It’s summer time, and it may get hotter and hotter every year with a stunning snowfall loss in the Southern California mountains. Los Angeles Mayor Antonio Villaraigosa and UCLA Department of Atmospheric and Oceanic Sciences released  a report today called Mid- and End-of-Century Snowfall in the Los Angeles Region, predicting that L.A. area mountains may lose a lot of snow.

Due to continual greenhouse gas emissions, it is predicted that by 2050, L.A. area mountains – including the San Bernardinos, San Gabriels, San Jacintos, and the Tehachapis – will lose up to 42 percent of their annual snowfall. By the end of the century, the loss of snow will probably reach 70 percent.
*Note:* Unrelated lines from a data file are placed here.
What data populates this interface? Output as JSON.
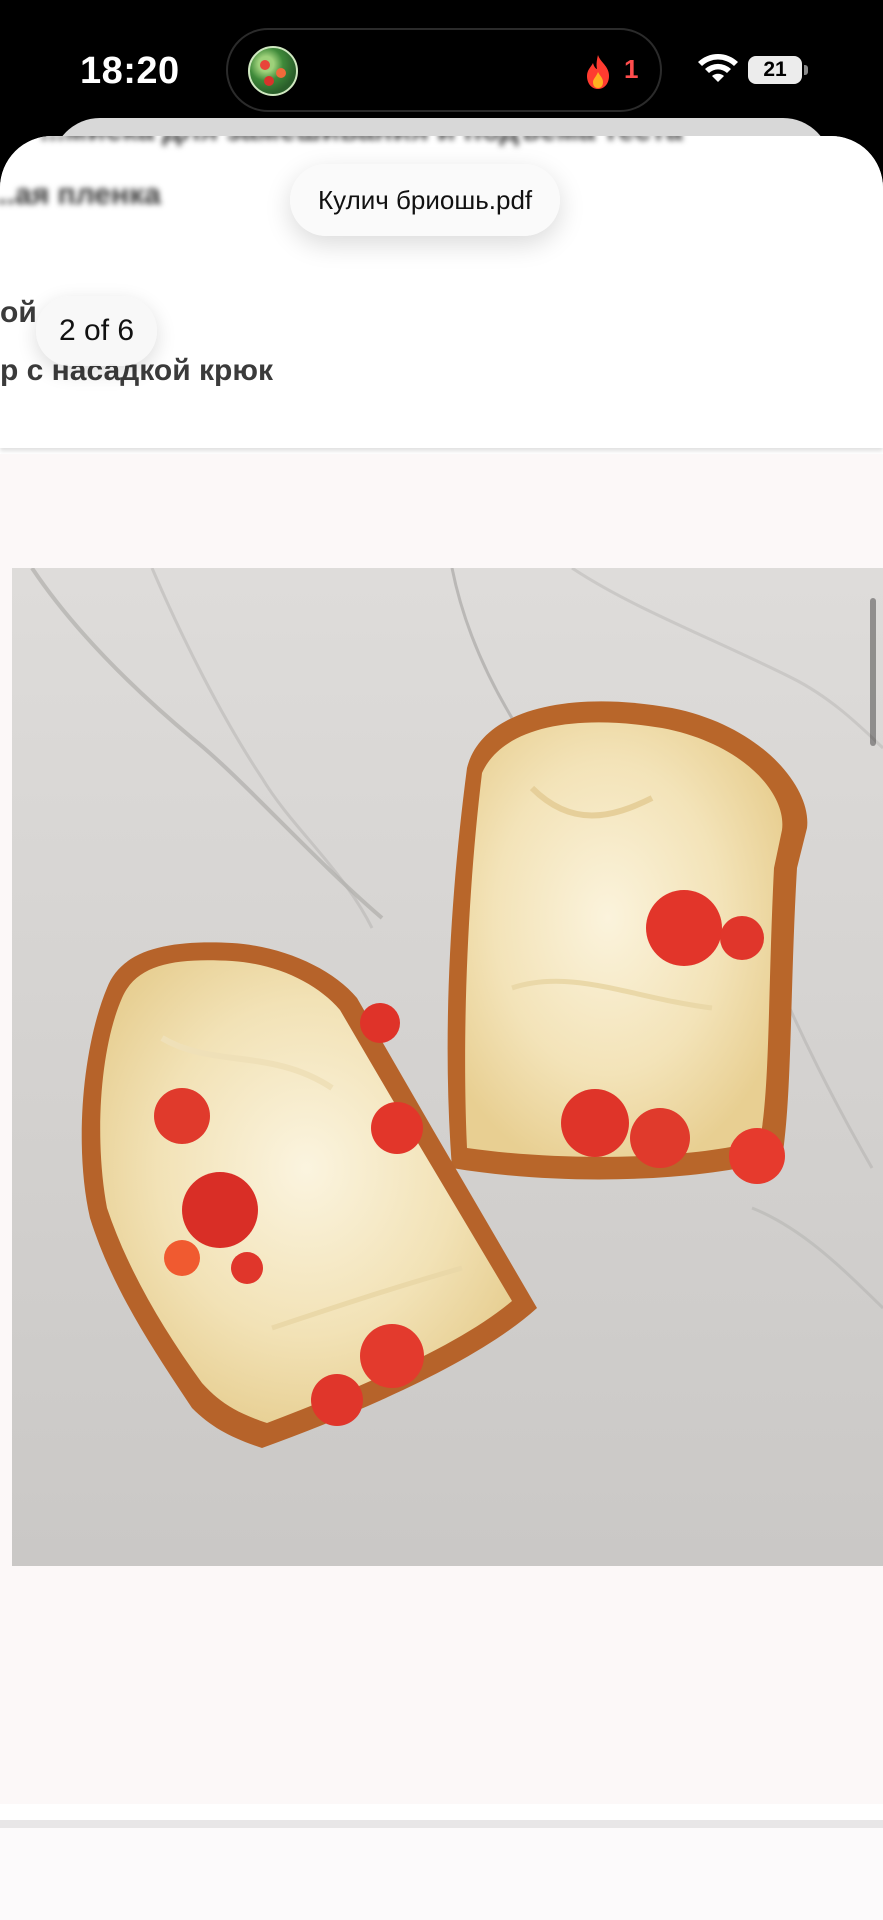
{
  "status_bar": {
    "time": "18:20",
    "notification_count": "1",
    "battery_level": "21",
    "icons": [
      "app-avatar-icon",
      "flame-icon",
      "wifi-icon",
      "battery-icon"
    ]
  },
  "viewer": {
    "file_title": "Кулич бриошь.pdf",
    "page_indicator": "2 of 6"
  },
  "document": {
    "blurred_line_1": "...миска для замешивания и подъема теста",
    "blurred_line_2": "...ая пленка",
    "partial_line_1": "ой",
    "partial_line_2": "р с насадкой крюк",
    "image_description_icon": "photo"
  },
  "colors": {
    "flame_accent": "#ff4d4d",
    "page_background": "#fcf8f8"
  }
}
Rising temperatures are also very likely to accelerate melting of snowpack accumulated on the ground. Scientists predict that, by 2050, seasonal snowpack is likely to melt completely an average of 16 days earlier than usual in the spring,” the report says.

That classic SoCal lifestyle, which lets you can ski and surf in the same week, may be over in the coming decades.

“It kind of cuts to our identity,” Jonathan Parfrey told the Los Angeles Times, a commissioner with the Los Angeles Department of Water and Power who is also executive director of Climate Resolve, a local nonprofit concerned with climate change.

If greenhouse-gas emissions are reduced, the loss of snow could be stabilized at 31 percent by mid-century.

Despite the threats of climate change and the undecided future of L.A., the City has already taken steps to reduce the carbon impact – including the decision to move off of coal by 2025 and investing in public transportation throughout the region.